Canada’s farmers aren’t carrying a lot of debt compared to their assets, but some farmers are carrying a lot of debt compared to their profitability.
That debt might increasingly make it hard for them to get the loans they need to expand, develop or to keep operating.
Those insights arise from work carried out by financial analyst Bertrand Montel on Canadian farm debt, based on the Farm Financial Survey of 2001-15.
While overall farm debt isn’t high, about half the people considered to be farmers have virtually zero debt, while a tiny proportion of farmers carries a huge share of the total debt load and most of the financial stress.
In recent years, the farms that carry the most debt appear to be taking on more debt as they grow and develop, putting some of them in danger of a credit crunch.
“There’s really, really a concentration of debt that is not … commensurate to their share of farm sales,” said Montel, referring to the 14 percent of Canadian farms that carry 70 percent of farm debt but produce only 50 percent of farm product sales.
Financial stress does not generally appear to apply to particular provinces or industries, but arises mostly from the combination of debt levels and relative profitability of individual farms.
The exception is dairy farming, which appears to have a much higher proportion of financially dubious operations. That’s a problem in an industry in which the need to expand for efficiency’s sake is large, but the cost is great, and profits have been hurt by recent prices.
“We may be approaching a kind of tipping point, where a significant number of dairy farmers are facing a financial issue that may lead to discussions with their lender,” said Montel.
That will particularly be the case if the most financially sound farmers are those who are retiring and the financially stressed farmers are younger ones who will need financing to take over retiring farmers’ production.
The notion of financial stress allows farm situations to be looked at beyond a crude examination of whether farms are likely to fall into bankruptcy. Financial stress refers to pressure that may arise from poor finances, such as the inability of a farm to get more loans, face higher borrowing costs or be pushed into liquidating assets or departing an industry.
Most farms are unlikely to ever face bankruptcy, but the stressed pockets could face profound challenges that aren’t revealed in general data.

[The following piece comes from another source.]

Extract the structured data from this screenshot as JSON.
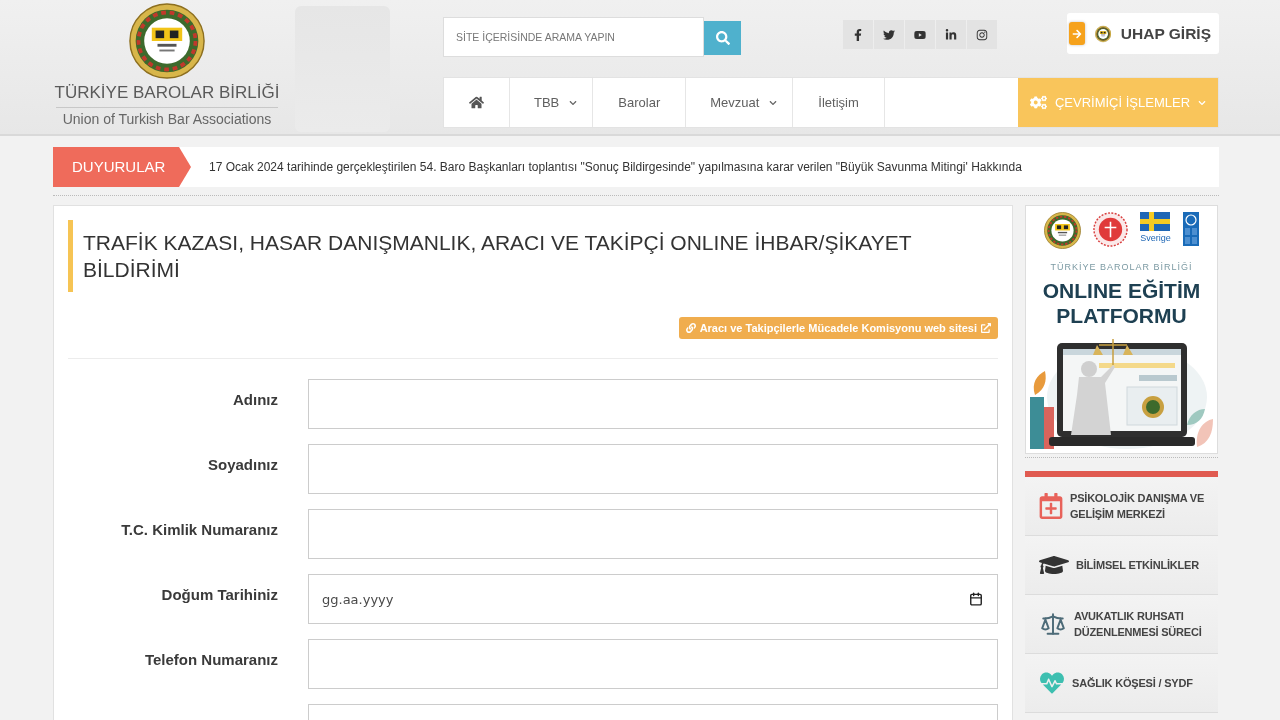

Statistics Canada’s work provides much of the raw data for the analysis, but Montel wanted to examine farm debt in a more refined and relevant manner, in the way that an agricultural banker would probably look at it.
Montel used some financial ratios popular with lenders and developed his own modelling to break farmers into different sub-groups and clusters.
The work was done independently by Montel, but funded by Farm Credit Canada, which had exclusive access to the analysis for a year after Montel produced it in September 2017. It will now be released publicly and will be presented at the Canadian Agricultural Economics Society’s annual meeting in July.
Montel worked as an agricultural banker and saw that public statistics weren’t revealing the same sort of perspective he saw working inside banks. But he also knew no one bank’s numbers would reveal as comprehensive a picture as would be possible with Statistic Canada’s numbers.
“A lot of the research I got just confirmed some of the things I saw when I was in banks doing agricultural lending,” said Montel.